ATP Concentration and Soil Respiration at Reduced Water Potentials in Arid Soils
Soil Science Society of America Journal
Adenosine triphosphate (ATP) concentrations and soil respiration rates of two arid and one subalpine forest soil were evaluated as a function of water potential (ψw) in the range −2 to −100 bars. Water potential was determined by thermocouple psychrometry, CO2 release from soil by titrimetry; ATP was extracted from soil with cold sulfuric acid and assayed by luciferin-luciferase methology. ATP concentrations increased in the ψw range −2 to −20 bars in the arid soils and was negatively correlated (r^2 = 0.92) with exponential decreases in respiration rates for the same ψw range. In the subalpine forest soil, the highest ATP concentration was at the highest measured water potential (−2 bars) and decreased with decreasing respiration rates (r^2 = 0.93) and decreasing ψw values. It was concluded that the soil microflora may exhibit diverse physiological responses to water and, consequently, to available carbon-source induced stresses in soils from environmentally different areas.
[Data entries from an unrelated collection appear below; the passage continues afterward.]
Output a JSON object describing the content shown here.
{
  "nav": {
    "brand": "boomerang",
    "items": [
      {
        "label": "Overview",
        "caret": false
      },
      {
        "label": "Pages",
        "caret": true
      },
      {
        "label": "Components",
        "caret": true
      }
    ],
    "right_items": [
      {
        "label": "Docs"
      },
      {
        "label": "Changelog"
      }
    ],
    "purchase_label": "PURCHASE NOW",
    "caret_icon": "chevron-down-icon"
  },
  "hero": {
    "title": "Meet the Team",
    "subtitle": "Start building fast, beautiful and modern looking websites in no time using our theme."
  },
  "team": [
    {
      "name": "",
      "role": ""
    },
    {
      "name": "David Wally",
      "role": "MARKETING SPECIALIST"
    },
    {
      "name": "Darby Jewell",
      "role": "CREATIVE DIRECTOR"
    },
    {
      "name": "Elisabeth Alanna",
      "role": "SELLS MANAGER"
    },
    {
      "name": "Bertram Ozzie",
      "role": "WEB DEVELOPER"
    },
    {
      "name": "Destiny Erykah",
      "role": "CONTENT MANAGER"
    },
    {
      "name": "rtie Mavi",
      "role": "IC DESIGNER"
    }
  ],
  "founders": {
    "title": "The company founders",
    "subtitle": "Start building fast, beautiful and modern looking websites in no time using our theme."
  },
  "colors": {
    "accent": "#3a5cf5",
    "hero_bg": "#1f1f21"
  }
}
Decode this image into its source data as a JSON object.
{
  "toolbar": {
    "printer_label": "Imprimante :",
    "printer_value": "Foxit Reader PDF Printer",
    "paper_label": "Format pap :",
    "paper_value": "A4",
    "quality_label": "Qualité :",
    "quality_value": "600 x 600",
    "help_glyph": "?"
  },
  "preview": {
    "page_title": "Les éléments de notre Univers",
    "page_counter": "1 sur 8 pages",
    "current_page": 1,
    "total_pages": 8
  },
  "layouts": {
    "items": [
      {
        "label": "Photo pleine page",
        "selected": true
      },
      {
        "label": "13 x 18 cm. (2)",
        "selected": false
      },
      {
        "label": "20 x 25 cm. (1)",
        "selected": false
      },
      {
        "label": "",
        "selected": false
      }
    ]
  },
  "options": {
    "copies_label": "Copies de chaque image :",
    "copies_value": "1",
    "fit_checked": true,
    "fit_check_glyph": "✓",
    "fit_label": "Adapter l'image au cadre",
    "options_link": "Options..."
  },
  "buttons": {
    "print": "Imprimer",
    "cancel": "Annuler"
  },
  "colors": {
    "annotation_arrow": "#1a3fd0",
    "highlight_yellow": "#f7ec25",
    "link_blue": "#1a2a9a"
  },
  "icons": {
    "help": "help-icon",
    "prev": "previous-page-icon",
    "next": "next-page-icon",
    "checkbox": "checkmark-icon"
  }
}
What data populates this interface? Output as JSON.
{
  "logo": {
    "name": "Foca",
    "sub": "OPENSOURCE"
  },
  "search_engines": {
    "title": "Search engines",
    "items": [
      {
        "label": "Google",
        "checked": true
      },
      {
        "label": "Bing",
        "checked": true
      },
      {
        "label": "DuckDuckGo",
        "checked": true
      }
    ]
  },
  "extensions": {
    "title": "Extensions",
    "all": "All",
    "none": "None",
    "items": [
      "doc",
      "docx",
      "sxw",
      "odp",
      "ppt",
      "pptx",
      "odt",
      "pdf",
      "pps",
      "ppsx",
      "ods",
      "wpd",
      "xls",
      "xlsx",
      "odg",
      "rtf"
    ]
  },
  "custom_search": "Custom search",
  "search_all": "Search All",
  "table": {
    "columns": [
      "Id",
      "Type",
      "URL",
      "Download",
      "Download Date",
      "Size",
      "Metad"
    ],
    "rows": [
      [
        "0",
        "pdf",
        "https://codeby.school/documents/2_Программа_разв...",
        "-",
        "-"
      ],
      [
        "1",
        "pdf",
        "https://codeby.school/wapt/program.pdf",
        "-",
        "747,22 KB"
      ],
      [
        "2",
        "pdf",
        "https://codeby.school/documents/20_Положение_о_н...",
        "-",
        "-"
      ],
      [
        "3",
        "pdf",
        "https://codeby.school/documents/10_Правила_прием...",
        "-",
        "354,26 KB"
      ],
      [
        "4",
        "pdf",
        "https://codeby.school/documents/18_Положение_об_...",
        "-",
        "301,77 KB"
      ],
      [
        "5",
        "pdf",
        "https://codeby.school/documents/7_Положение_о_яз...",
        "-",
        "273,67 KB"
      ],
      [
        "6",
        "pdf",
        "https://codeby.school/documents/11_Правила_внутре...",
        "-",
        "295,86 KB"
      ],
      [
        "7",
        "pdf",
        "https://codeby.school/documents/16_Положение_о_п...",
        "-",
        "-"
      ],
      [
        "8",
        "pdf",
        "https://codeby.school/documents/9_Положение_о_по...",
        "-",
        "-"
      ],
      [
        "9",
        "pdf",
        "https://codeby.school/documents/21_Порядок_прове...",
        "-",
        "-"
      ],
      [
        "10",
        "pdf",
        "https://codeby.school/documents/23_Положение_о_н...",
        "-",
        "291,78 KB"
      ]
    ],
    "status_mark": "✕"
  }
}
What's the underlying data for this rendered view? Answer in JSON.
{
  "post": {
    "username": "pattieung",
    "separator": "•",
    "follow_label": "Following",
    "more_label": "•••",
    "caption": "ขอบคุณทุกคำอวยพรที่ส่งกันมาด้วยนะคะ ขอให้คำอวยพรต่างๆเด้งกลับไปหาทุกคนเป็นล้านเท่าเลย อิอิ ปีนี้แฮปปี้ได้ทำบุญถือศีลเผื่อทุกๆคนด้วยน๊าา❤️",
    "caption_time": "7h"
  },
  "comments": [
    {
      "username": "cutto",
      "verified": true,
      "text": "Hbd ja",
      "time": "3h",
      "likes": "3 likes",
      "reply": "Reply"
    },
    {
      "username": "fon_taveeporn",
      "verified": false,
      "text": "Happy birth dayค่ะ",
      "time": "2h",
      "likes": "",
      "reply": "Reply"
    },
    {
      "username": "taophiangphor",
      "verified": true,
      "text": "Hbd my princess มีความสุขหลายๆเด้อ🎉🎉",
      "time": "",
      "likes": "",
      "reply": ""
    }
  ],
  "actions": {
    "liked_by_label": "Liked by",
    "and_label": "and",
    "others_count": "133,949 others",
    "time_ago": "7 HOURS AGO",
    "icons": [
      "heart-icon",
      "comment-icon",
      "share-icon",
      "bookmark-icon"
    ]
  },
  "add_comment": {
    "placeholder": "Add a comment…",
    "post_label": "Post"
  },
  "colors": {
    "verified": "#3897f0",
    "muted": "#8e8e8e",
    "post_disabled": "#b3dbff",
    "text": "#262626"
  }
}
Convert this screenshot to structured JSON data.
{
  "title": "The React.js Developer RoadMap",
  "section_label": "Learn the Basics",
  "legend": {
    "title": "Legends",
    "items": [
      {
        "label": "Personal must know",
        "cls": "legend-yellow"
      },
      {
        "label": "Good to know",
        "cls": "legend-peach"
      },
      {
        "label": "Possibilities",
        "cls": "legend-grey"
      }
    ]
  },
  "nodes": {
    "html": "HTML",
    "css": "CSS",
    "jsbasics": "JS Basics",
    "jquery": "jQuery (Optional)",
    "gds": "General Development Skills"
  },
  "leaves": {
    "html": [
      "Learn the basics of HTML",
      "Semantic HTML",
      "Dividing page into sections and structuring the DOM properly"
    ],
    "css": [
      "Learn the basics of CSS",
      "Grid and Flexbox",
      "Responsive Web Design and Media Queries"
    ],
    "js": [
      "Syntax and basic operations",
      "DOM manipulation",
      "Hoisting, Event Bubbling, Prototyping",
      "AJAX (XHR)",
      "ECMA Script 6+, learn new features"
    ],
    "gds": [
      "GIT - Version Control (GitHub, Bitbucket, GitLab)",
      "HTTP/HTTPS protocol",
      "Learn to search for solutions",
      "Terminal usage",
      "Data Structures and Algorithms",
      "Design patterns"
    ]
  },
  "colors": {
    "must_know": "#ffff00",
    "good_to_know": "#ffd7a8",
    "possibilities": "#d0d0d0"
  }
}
Knight, W.G. and J. Skujins (1981). ATP concentration and soil respiration at reduced water potentials in arid soils. Soil Sci. Soc. Am. J. 45(3):657-660.